[Stored records]
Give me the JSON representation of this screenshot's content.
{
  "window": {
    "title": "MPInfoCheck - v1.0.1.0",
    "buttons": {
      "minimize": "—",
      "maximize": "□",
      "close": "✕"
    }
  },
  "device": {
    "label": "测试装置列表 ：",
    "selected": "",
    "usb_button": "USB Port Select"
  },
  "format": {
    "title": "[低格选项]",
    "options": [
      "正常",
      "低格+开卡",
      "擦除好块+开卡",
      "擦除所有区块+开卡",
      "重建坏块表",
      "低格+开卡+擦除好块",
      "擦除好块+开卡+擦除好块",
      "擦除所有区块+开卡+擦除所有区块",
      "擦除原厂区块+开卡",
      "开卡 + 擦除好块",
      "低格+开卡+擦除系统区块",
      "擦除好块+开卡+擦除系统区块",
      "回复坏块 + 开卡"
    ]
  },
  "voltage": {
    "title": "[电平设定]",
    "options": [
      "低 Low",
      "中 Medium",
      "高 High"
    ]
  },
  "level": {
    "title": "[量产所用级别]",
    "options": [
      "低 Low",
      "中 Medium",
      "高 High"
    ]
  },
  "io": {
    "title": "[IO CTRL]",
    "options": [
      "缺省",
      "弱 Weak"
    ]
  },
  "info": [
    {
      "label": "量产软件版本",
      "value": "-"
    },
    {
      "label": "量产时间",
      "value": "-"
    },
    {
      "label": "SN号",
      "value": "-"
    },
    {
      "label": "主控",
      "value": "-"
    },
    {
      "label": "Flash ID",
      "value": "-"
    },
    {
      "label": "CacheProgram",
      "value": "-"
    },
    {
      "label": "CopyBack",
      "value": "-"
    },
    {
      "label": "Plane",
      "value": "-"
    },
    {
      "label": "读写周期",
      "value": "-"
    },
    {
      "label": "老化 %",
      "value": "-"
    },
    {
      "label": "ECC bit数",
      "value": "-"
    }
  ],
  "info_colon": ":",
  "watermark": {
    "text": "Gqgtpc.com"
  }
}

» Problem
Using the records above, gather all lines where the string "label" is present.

» Answer box
    "label": "测试装置列表 ：",
      "label": "量产软件版本",
      "label": "量产时间",
      "label": "SN号",
      "label": "主控",
      "label": "Flash ID",
      "label": "CacheProgram",
      "label": "CopyBack",
      "label": "Plane",
      "label": "读写周期",
      "label": "老化 %",
      "label": "ECC bit数",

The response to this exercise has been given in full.